The Alandale Group Intelligent Fingerprint testing in construction
The Alandale Group, the support services firm for the construction industry, has announced the incorporation of the Intelligent Fingerprinting Drug Test into its operations.
The biometric solution works by collecting and analysing tiny traces of sweat from a fingerprint to detect drugs.
The test will be used in the firm’s operations across the UK and Europe, including the Alandale Plant & Scaffolding, Alandale Logistics, Alandale Northern and Alandale Security businesses.
“We’ve selected the Intelligent Fingerprinting system to replace a urine test approach. We randomly test our workforce annually across all sites to encourage adherence to our drug usage policy and promote a safer workplace for all,” stated Sylvia Opara, Head of HR for The Alandale Group.
“We started using the Intelligent Fingerprinting System some months ago and, in contrast to the urine cup method we used before, our workers are much happier to provide a fingerprint sample as it is more dignified, and the testers find it easier to use.”
“All of this, in addition to having results within minutes, helps reduce the amount of time (and paperwork) needed to manage each random test. We are very impressed with the Intelligent Fingerprinting drug test and would be happy to recommend the fingerprint testing method to other businesses.”
How could drones be used in the construction industry?

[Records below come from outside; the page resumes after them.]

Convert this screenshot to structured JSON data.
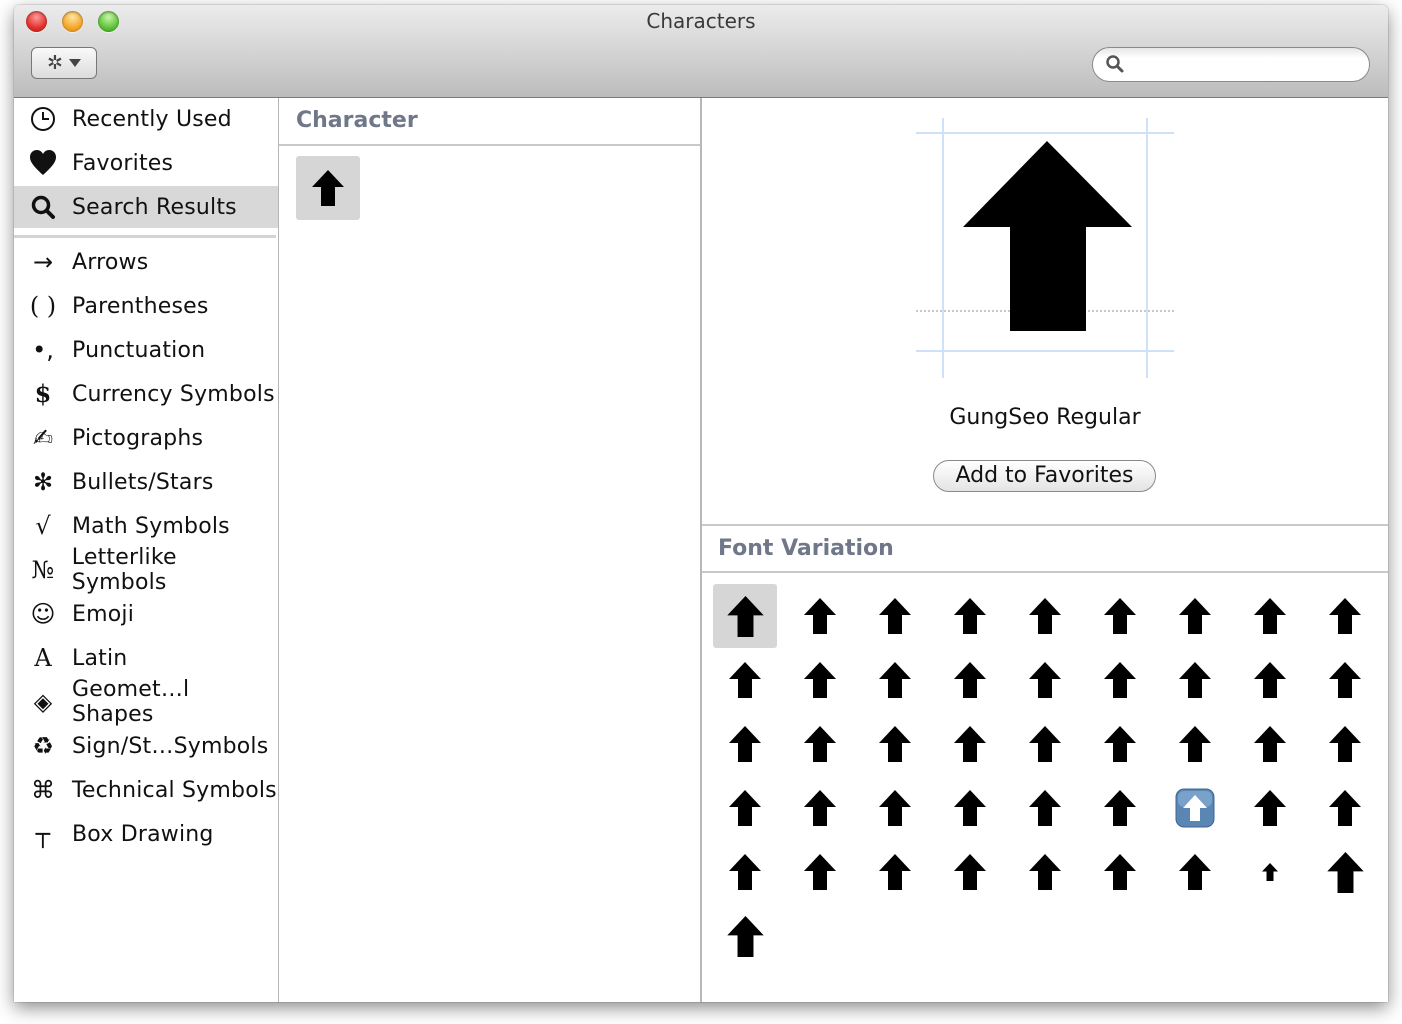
{
  "window": {
    "title": "Characters",
    "action_menu_icon": "gear-icon",
    "search": {
      "value": "",
      "placeholder": ""
    }
  },
  "sidebar": {
    "items": [
      {
        "label": "Recently Used",
        "icon": "clock-icon",
        "glyph": "◷",
        "selected": false
      },
      {
        "label": "Favorites",
        "icon": "heart-icon",
        "glyph": "♥",
        "selected": false
      },
      {
        "label": "Search Results",
        "icon": "search-icon",
        "glyph": "",
        "selected": true
      }
    ],
    "categories": [
      {
        "label": "Arrows",
        "icon": "arrow-right-icon",
        "glyph": "→"
      },
      {
        "label": "Parentheses",
        "icon": "parentheses-icon",
        "glyph": "( )"
      },
      {
        "label": "Punctuation",
        "icon": "punctuation-icon",
        "glyph": "•,"
      },
      {
        "label": "Currency Symbols",
        "icon": "dollar-icon",
        "glyph": "$"
      },
      {
        "label": "Pictographs",
        "icon": "writing-hand-icon",
        "glyph": "✍"
      },
      {
        "label": "Bullets/Stars",
        "icon": "asterisk-icon",
        "glyph": "✻"
      },
      {
        "label": "Math Symbols",
        "icon": "square-root-icon",
        "glyph": "√"
      },
      {
        "label": "Letterlike Symbols",
        "icon": "numero-icon",
        "glyph": "№"
      },
      {
        "label": "Emoji",
        "icon": "smiley-icon",
        "glyph": "☺"
      },
      {
        "label": "Latin",
        "icon": "letter-a-icon",
        "glyph": "A"
      },
      {
        "label": "Geomet…l Shapes",
        "icon": "diamond-icon",
        "glyph": "◈"
      },
      {
        "label": "Sign/St…Symbols",
        "icon": "recycle-icon",
        "glyph": "♻"
      },
      {
        "label": "Technical Symbols",
        "icon": "command-icon",
        "glyph": "⌘"
      },
      {
        "label": "Box Drawing",
        "icon": "box-drawing-icon",
        "glyph": "┬"
      }
    ]
  },
  "character_pane": {
    "header": "Character",
    "results": [
      {
        "char": "⬆",
        "name": "upwards-black-arrow",
        "selected": true
      }
    ]
  },
  "detail": {
    "font_name": "GungSeo Regular",
    "add_favorites_label": "Add to Favorites"
  },
  "font_variation": {
    "header": "Font Variation",
    "count": 46,
    "selected_index": 0,
    "emoji_index": 33,
    "small_index": 43,
    "large_indices": [
      0,
      44,
      45
    ]
  }
}
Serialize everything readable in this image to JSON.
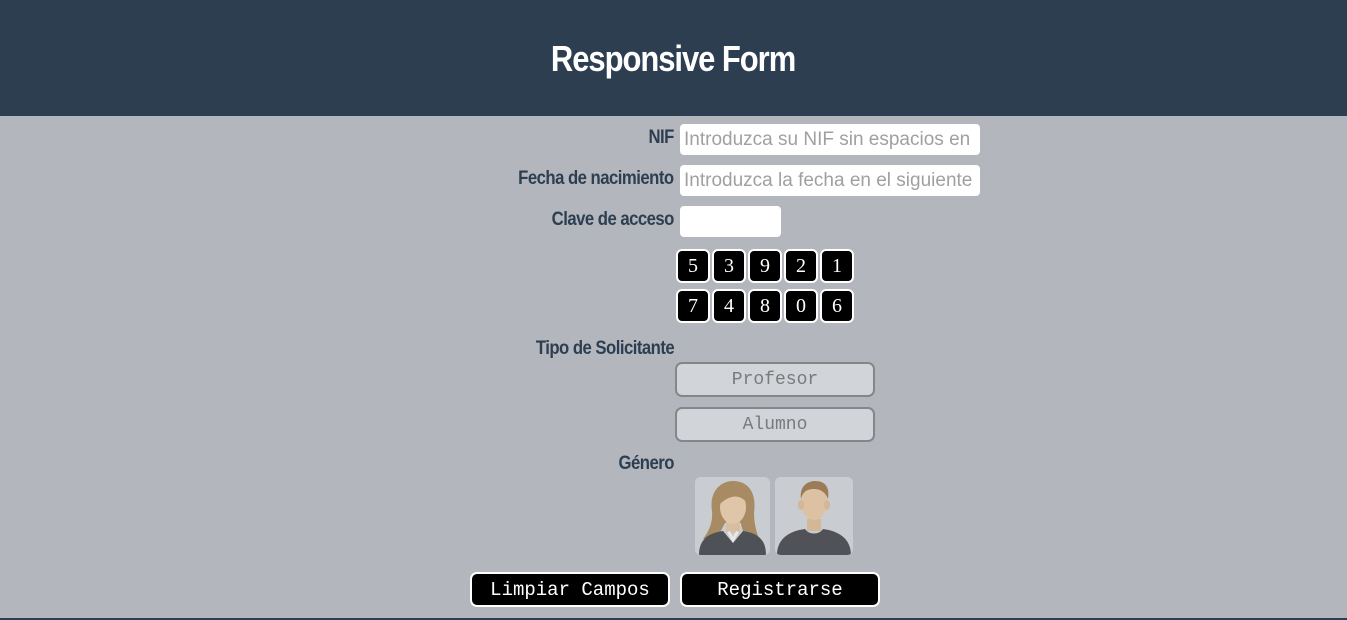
{
  "header": {
    "title": "Responsive Form"
  },
  "form": {
    "nif": {
      "label": "NIF",
      "placeholder": "Introduzca su NIF sin espacios en blanco",
      "value": ""
    },
    "birthdate": {
      "label": "Fecha de nacimiento",
      "placeholder": "Introduzca la fecha en el siguiente formato",
      "value": ""
    },
    "access_key": {
      "label": "Clave de acceso",
      "value": ""
    },
    "keypad": {
      "row1": [
        "5",
        "3",
        "9",
        "2",
        "1"
      ],
      "row2": [
        "7",
        "4",
        "8",
        "0",
        "6"
      ]
    },
    "applicant_type": {
      "label": "Tipo de Solicitante",
      "options": [
        "Profesor",
        "Alumno"
      ]
    },
    "gender": {
      "label": "Género",
      "options": [
        {
          "icon": "female-avatar-icon"
        },
        {
          "icon": "male-avatar-icon"
        }
      ]
    },
    "actions": {
      "clear_label": "Limpiar Campos",
      "submit_label": "Registrarse"
    }
  },
  "colors": {
    "header_bg": "#2e3e51",
    "page_bg": "#b3b7bd",
    "label_text": "#2e3e51",
    "key_bg": "#000000"
  }
}
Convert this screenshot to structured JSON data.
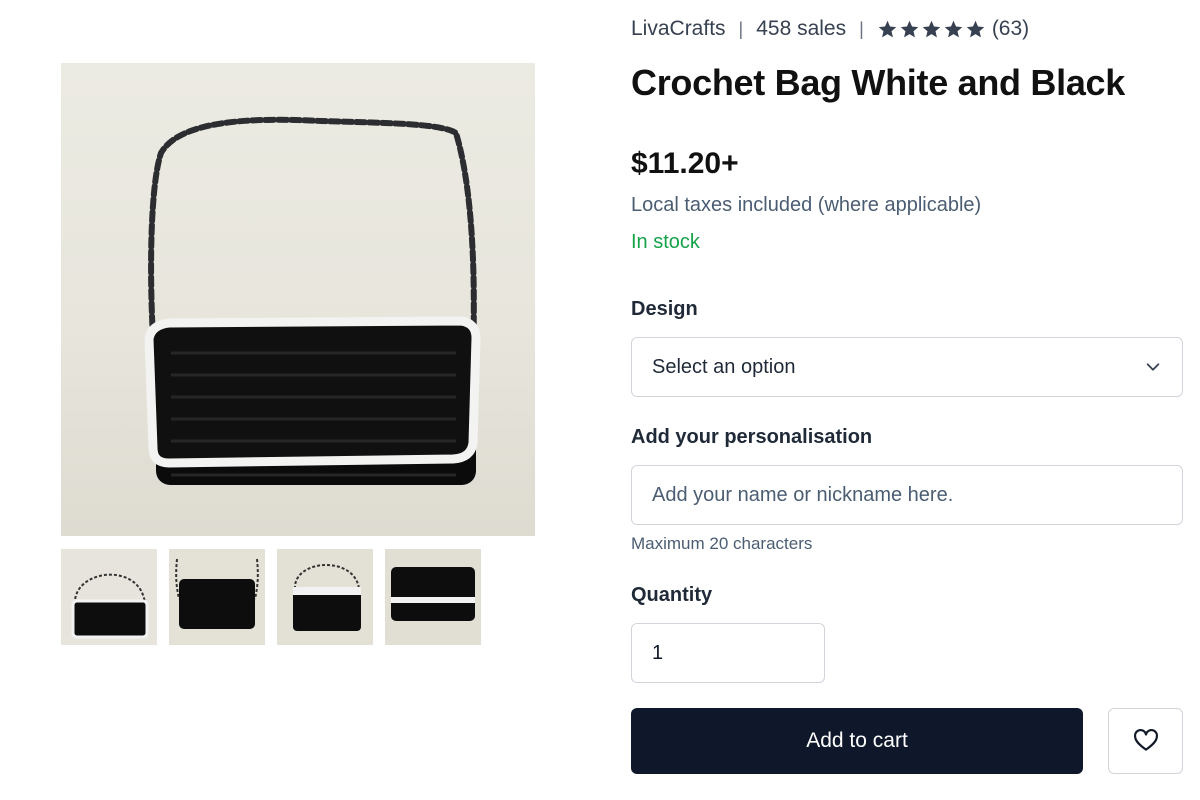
{
  "shop": {
    "name": "LivaCrafts",
    "sales": "458 sales",
    "rating_stars": 5,
    "review_count": "(63)"
  },
  "product": {
    "title": "Crochet Bag White and Black",
    "price": "$11.20+",
    "taxes_note": "Local taxes included (where applicable)",
    "stock_status": "In stock"
  },
  "gallery": {
    "thumbnail_count": 4,
    "selected_index": 0
  },
  "form": {
    "design_label": "Design",
    "design_selected": "Select an option",
    "personalisation_label": "Add your personalisation",
    "personalisation_placeholder": "Add your name or nickname here.",
    "personalisation_hint": "Maximum 20 characters",
    "quantity_label": "Quantity",
    "quantity_value": "1"
  },
  "actions": {
    "add_to_cart": "Add to cart"
  },
  "colors": {
    "accent_dark": "#0f172a",
    "stock_green": "#16a34a",
    "muted_text": "#4b5d73"
  }
}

The use of drones and drone technology including artificial intelligence in several industries has become increasingly popular in recent years. Whether it’s for security purposes or even a bit of fun, drones are a convenient way of monitoring situations from above. So, could this be beneficial to the construction industry? In short, yes, and here are some of the ways the industry can use them.
Whenever a construction project is complete, it’s always important to take images of it looking its best so that the project itself or even a business can be promoted. With drones, the ability to record aerial footage and take photos from the sky adds a new dimension to displaying a construction project. A drone, provided it specced correctly, can capture video and photos in 4K HD from unique angles and provide an interesting perspective on a building project. A drone could be particularly useful to estate agents who are looking to show properties that they are trying to sell.
Occasionally surveyors need to laser scan parts of a building for planning and design reasons. This can be particularly challenging when trying to scan higher parts of a building due to not having a laser scanning tool that can reach. However, laser scanning capabilities in drones mean that they are able to capture things like the exact detail of topography and buildings while also having the ability to point cloud scan, which was previously difficult due to the restricted access of high points on buildings.
In construction, there are often times when a high level of risk is involved. This usually means have to complete certain tasks virtually. Drones can help workers do this through the use of their First Person View (FPV) technology. With this, a drone can stream HD footage to the project team and provide them with a live view of what it is seeing. This can be enhanced further with Virtual Reality (VR) glasses.
Activities on-site don’t always go as planned and if it’s a large site, it can especially difficult for managers and other interested personnel to determine the location of their workers, tools, and vehicles. Thanks to a drone’s ability to be operated remotely, they can provide managers with a birds-eye view of the whole site, as it flies around to each individual area. That way, they can gain a better understanding and awareness of exactly where everything is.
Drones, therefore, have many uses for the construction industry from security to locating specific tools or vehicles, to laser-scanning features, all in 4K HD video. Maybe drones will become the future of not just the construction industry but many others, too.